This step consists of collecting polygons of training samples from burned and unburned areas in the annual Landsat mosaics for each region of the biomes and for a sensor (Landsat 05/Landsat 07 and Landsat 08).

Thus, a sample set per sensor and for the 21 regions of Brazil was obtained, to be used in the training of the classification model.


The classification model used was the Deep Neural Network (deep neural networks) which consists of computational models based on mathematical calculations capable of performing machine learning and visual pattern recognition.

The burnt area mapping algorithm consisted of two phases: training and prediction. Based on the burnt and unburnt training samples, the following spectral bands were used as input to the burnt area classification model: red (RED - 0.65 µm), near infrared (NIR - 0.86 µm) and short wave infrared (SWIR 1 - 1.6 µm and SWIR 2 - 2.2 µm). In addition to these selected spectral bands, the Landsat bands 2 to 7 and the NDVI (Normalized Difference Vegetation Index), NBR (Normalized Burn Index) and Delta NBR indices were tested. These spectral Landsat bands were chosen based on their sensitivity to fire events. The training data input was divided into two sets: 70% of the samples used for training and 30% for testing.


After training and testing the model, the classification was applied with Landsat images fortnightly for the entire period of analysis (1985 to 2019). A spatial filter was applied to remove noise and fill small empty gaps: areas smaller than or equal to 1.4 hectares (16 pixels) were removed, and empty gaps smaller than or equal to 5.8 ha (64 pixels) were filled as areas burned.

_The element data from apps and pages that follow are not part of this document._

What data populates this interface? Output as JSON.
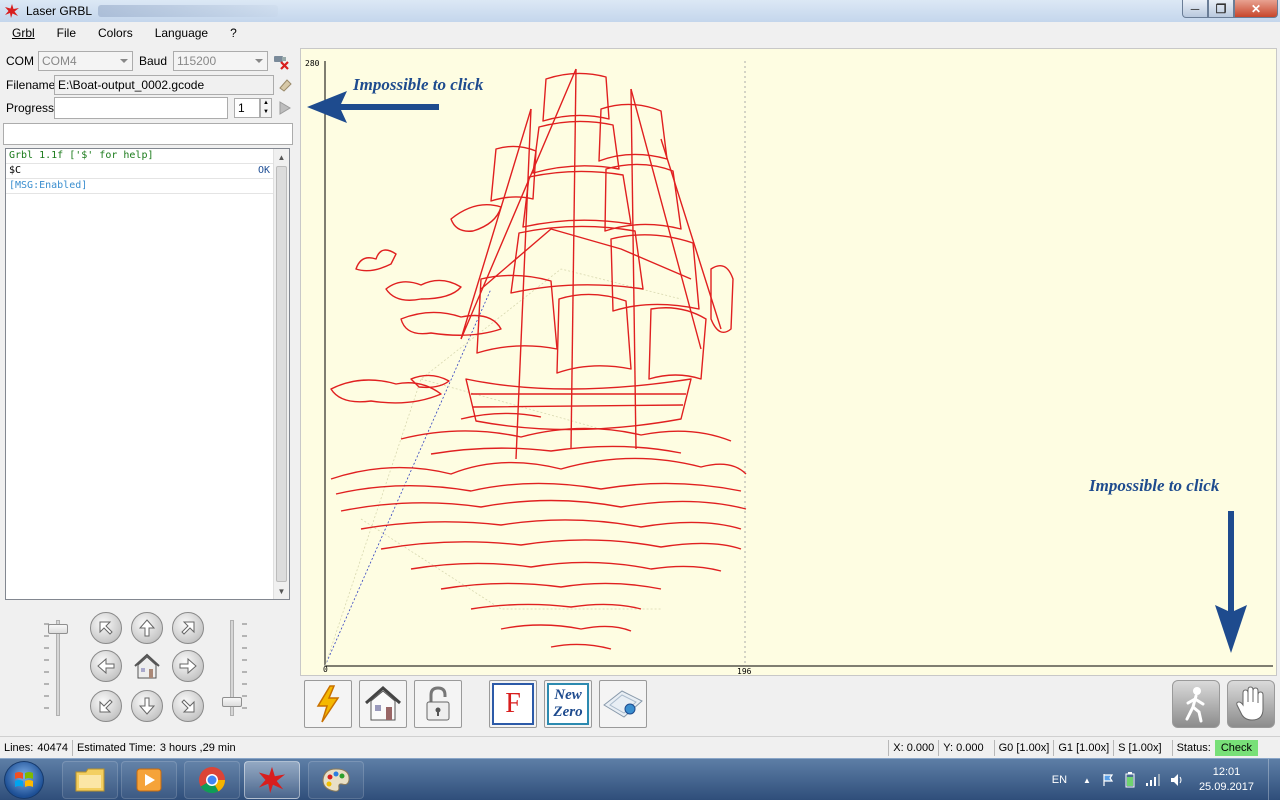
{
  "window": {
    "title": "Laser GRBL",
    "minimize": "─",
    "maximize": "❐",
    "close": "✕"
  },
  "menu": [
    "Grbl",
    "File",
    "Colors",
    "Language",
    "?"
  ],
  "connection": {
    "com_label": "COM",
    "com_value": "COM4",
    "baud_label": "Baud",
    "baud_value": "115200"
  },
  "file": {
    "filename_label": "Filename",
    "filename_value": "E:\\Boat-output_0002.gcode",
    "progress_label": "Progress",
    "progress_value": "",
    "copies_value": "1"
  },
  "command_input": {
    "value": ""
  },
  "console": {
    "lines": [
      {
        "text": "Grbl 1.1f ['$' for help]",
        "result": "",
        "style": "green"
      },
      {
        "text": "$C",
        "result": "OK",
        "style": "plain"
      },
      {
        "text": "[MSG:Enabled]",
        "result": "",
        "style": "blue"
      }
    ]
  },
  "jog": {
    "speed_level": 0.95,
    "step_level": 0.1
  },
  "canvas": {
    "y_max_label": "280",
    "x_max_label": "196",
    "origin_label": "0",
    "background": "#fefde2",
    "drawing_color": "#e02020"
  },
  "annotations": {
    "top_left": "Impossible to click",
    "bottom_right": "Impossible to click",
    "color": "#1e4b8e"
  },
  "toolbar": {
    "override_f_label": "F",
    "new_zero_label_1": "New",
    "new_zero_label_2": "Zero"
  },
  "status": {
    "lines_label": "Lines:",
    "lines_value": "40474",
    "time_label": "Estimated Time:",
    "time_value": "3 hours ,29 min",
    "x": "X: 0.000",
    "y": "Y: 0.000",
    "g0": "G0 [1.00x]",
    "g1": "G1 [1.00x]",
    "s": "S [1.00x]",
    "status_label": "Status:",
    "status_value": "Check",
    "status_color": "#78e078"
  },
  "taskbar": {
    "language": "EN",
    "time": "12:01",
    "date": "25.09.2017"
  }
}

After evaluating the classification results, post classification filters were also applied, removing pixels that were in the following land cover and land use classes from the MapBiomas Collection 6 in the biomes:

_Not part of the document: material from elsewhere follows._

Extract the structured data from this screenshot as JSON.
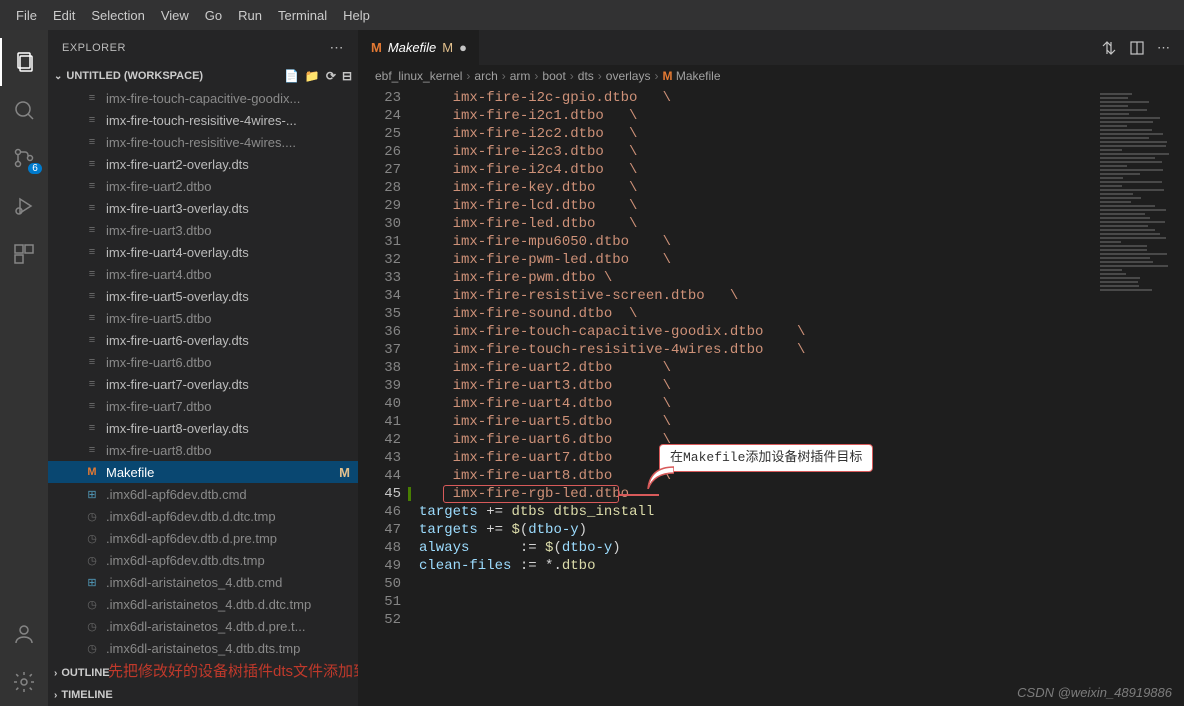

Amazon: Water, Urbanized Area and Rocky Outcrop;

Caatinga: Water and Rocky Outcrop;

Cerrado: Water and Urbanized Area;

Atlantic Forest: Water, Urbanized Area and Rice;

Pampa: Rice, Soybeans, Other Temporary Crops, Urbanized Area and Water;

Pantanal: Water, Soybeans and Other Temporary Crops;

As Deep Learning methods require large  computational processing, implementations were based on graphics processing units (GPUs) and specialized hardware components to perform parallel arithmetic operations. Access to GPUs in a virtual machine environment was implemented on the Google Cloud Platform (, a set of cloud computing services provided by Google.

To obtain the information of the month the fire scar was mapped, post-classification processing was performed to retrieve the date information of the pixel that was burned, from the date of the pixel in which the annual mosaic was constructed from of the minimum NBR.


Evaluations of the classification of fire scars were carried out with monthly Landsat images, with visual inspection, statistics and relationship with land use and land cover, in addition to comparison with reference maps (MODIS and INPE).


The validation of the burnt area mappings was carried out by biome, considering the years 2007, 2011 and 2019. Each of the biomes was divided into areas of 2 km by 2 km, spatially integrated with the data of burnt areas from the FIRMS (Fire Information for Resource Management System -, for the same years, where the sampling units were grouped into 4 categories: without fire occurrence, with up to 32% fire occurrence, with occurrence of fire between 32% and 70% and with occurrence of fire above 70%.

Then, the validation sampling units for each category, year and biome were randomly selected.

For each selected sampling unit, a Landsat image of minimum annual NBR was extracted. Then, automatic segmentation of all images from the selected sampling units was performed. The segments were interpreted in order to clarify which had the occurrence of fires. After the interpretation of all segments, their centroids were obtained (validation points)

The validation points (fire and non-fire) were spatially integrated with the MapBiomas Fogo mappings, making it possible to assess the qualities of the mappings and obtain the accuracy of the classification.